Action item:
Look through the lines below and copy each one that includes "CBASS".

Records provided Block Start

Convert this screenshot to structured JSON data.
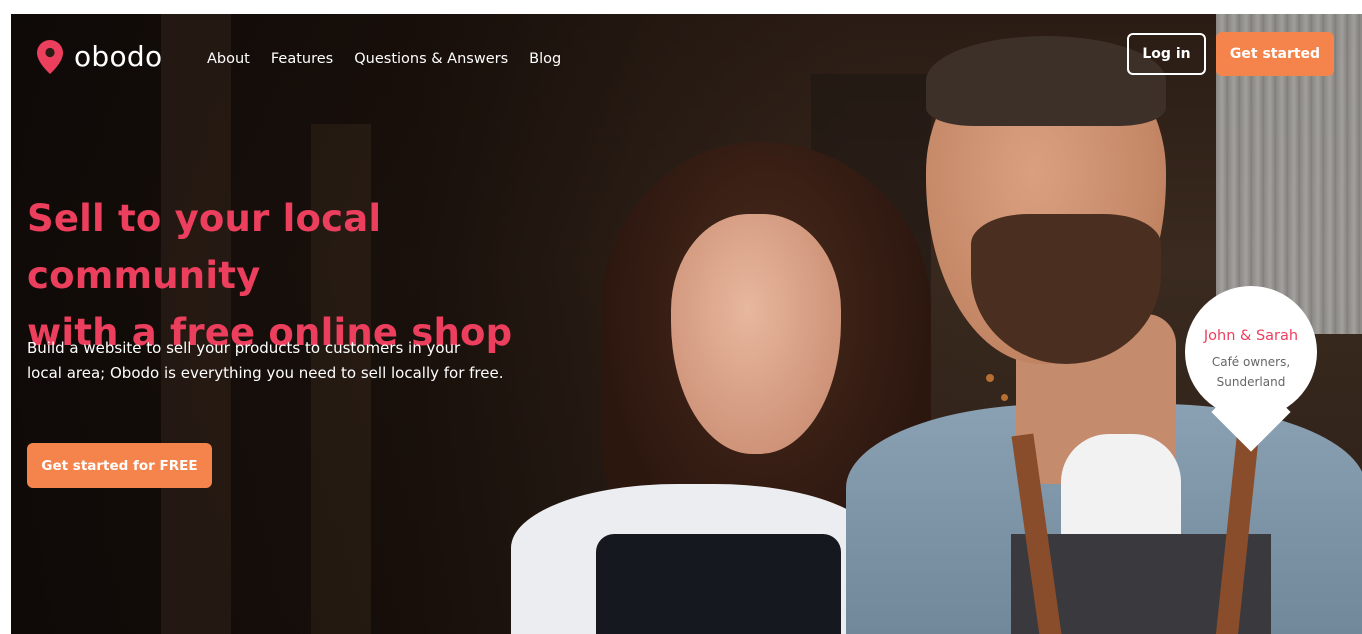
{
  "brand": {
    "name": "obodo",
    "accent_color": "#ec3e5d",
    "cta_color": "#f5844c",
    "logo_icon": "map-pin-icon"
  },
  "nav": {
    "links": [
      "About",
      "Features",
      "Questions & Answers",
      "Blog"
    ],
    "login_label": "Log in",
    "get_started_label": "Get started"
  },
  "hero": {
    "headline_line1": "Sell to your local community",
    "headline_line2": "with a free online shop",
    "subtext_line1": "Build a website to sell your products to customers in your",
    "subtext_line2": "local area; Obodo is everything you need to sell locally for free.",
    "cta_label": "Get started for FREE"
  },
  "testimonial": {
    "name": "John & Sarah",
    "role": "Café owners,",
    "location": "Sunderland"
  }
}
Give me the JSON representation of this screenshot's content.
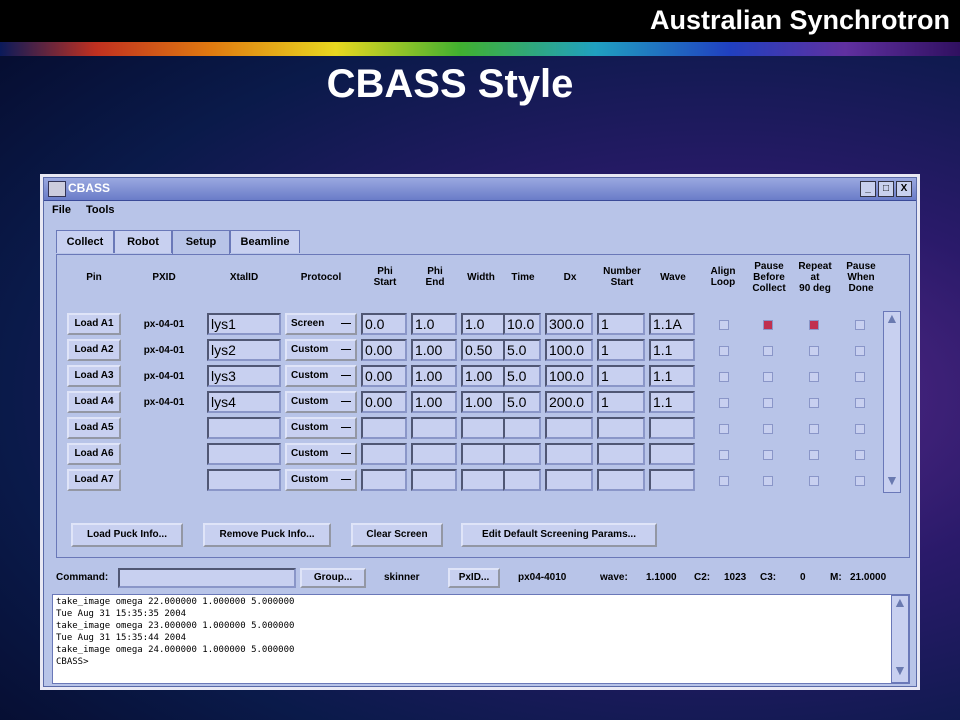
{
  "slide": {
    "brand": "Australian Synchrotron",
    "title": "CBASS Style"
  },
  "window": {
    "title": "CBASS",
    "min": "_",
    "max": "□",
    "close": "X"
  },
  "menu": [
    "File",
    "Tools"
  ],
  "tabs": [
    "Collect",
    "Robot",
    "Setup",
    "Beamline"
  ],
  "headers": [
    {
      "text": "Pin"
    },
    {
      "text": "PXID"
    },
    {
      "text": "XtalID"
    },
    {
      "text": "Protocol"
    },
    {
      "text": "Phi\nStart"
    },
    {
      "text": "Phi\nEnd"
    },
    {
      "text": "Width"
    },
    {
      "text": "Time"
    },
    {
      "text": "Dx"
    },
    {
      "text": "Number\nStart"
    },
    {
      "text": "Wave"
    },
    {
      "text": "Align\nLoop"
    },
    {
      "text": "Pause\nBefore\nCollect"
    },
    {
      "text": "Repeat\nat\n90 deg"
    },
    {
      "text": "Pause\nWhen\nDone"
    }
  ],
  "rows": [
    {
      "pin": "Load A1",
      "pxid": "px-04-01",
      "xtal": "lys1",
      "protocol": "Screen",
      "phi_start": "0.0",
      "phi_end": "1.0",
      "width": "1.0",
      "time": "10.0",
      "dx": "300.0",
      "num": "1",
      "wave": "1.1A",
      "checks": [
        false,
        true,
        true,
        false
      ]
    },
    {
      "pin": "Load A2",
      "pxid": "px-04-01",
      "xtal": "lys2",
      "protocol": "Custom",
      "phi_start": "0.00",
      "phi_end": "1.00",
      "width": "0.50",
      "time": "5.0",
      "dx": "100.0",
      "num": "1",
      "wave": "1.1",
      "checks": [
        false,
        false,
        false,
        false
      ]
    },
    {
      "pin": "Load A3",
      "pxid": "px-04-01",
      "xtal": "lys3",
      "protocol": "Custom",
      "phi_start": "0.00",
      "phi_end": "1.00",
      "width": "1.00",
      "time": "5.0",
      "dx": "100.0",
      "num": "1",
      "wave": "1.1",
      "checks": [
        false,
        false,
        false,
        false
      ]
    },
    {
      "pin": "Load A4",
      "pxid": "px-04-01",
      "xtal": "lys4",
      "protocol": "Custom",
      "phi_start": "0.00",
      "phi_end": "1.00",
      "width": "1.00",
      "time": "5.0",
      "dx": "200.0",
      "num": "1",
      "wave": "1.1",
      "checks": [
        false,
        false,
        false,
        false
      ]
    },
    {
      "pin": "Load A5",
      "pxid": "",
      "xtal": "",
      "protocol": "Custom",
      "phi_start": "",
      "phi_end": "",
      "width": "",
      "time": "",
      "dx": "",
      "num": "",
      "wave": "",
      "checks": [
        false,
        false,
        false,
        false
      ]
    },
    {
      "pin": "Load A6",
      "pxid": "",
      "xtal": "",
      "protocol": "Custom",
      "phi_start": "",
      "phi_end": "",
      "width": "",
      "time": "",
      "dx": "",
      "num": "",
      "wave": "",
      "checks": [
        false,
        false,
        false,
        false
      ]
    },
    {
      "pin": "Load A7",
      "pxid": "",
      "xtal": "",
      "protocol": "Custom",
      "phi_start": "",
      "phi_end": "",
      "width": "",
      "time": "",
      "dx": "",
      "num": "",
      "wave": "",
      "checks": [
        false,
        false,
        false,
        false
      ]
    }
  ],
  "select_dash": "—",
  "actions": {
    "load_puck": "Load Puck Info...",
    "remove_puck": "Remove Puck Info...",
    "clear_screen": "Clear Screen",
    "edit_defaults": "Edit Default Screening Params..."
  },
  "statusbar": {
    "command_label": "Command:",
    "command_value": "",
    "group_btn": "Group...",
    "user": "skinner",
    "pxid_btn": "PxID...",
    "host": "px04-4010",
    "wave_label": "wave:",
    "wave": "1.1000",
    "c2_label": "C2:",
    "c2": "1023",
    "c3_label": "C3:",
    "c3": "0",
    "m_label": "M:",
    "m": "21.0000"
  },
  "console": [
    "take_image omega 22.000000 1.000000 5.000000",
    "Tue Aug 31 15:35:35 2004",
    "take_image omega 23.000000 1.000000 5.000000",
    "Tue Aug 31 15:35:44 2004",
    "take_image omega 24.000000 1.000000 5.000000",
    "CBASS>"
  ],
  "scroll_arrows": {
    "up": "▲",
    "down": "▼"
  }
}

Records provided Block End

Result:
    "title": "CBASS Style"
    "title": "CBASS",
    "CBASS>"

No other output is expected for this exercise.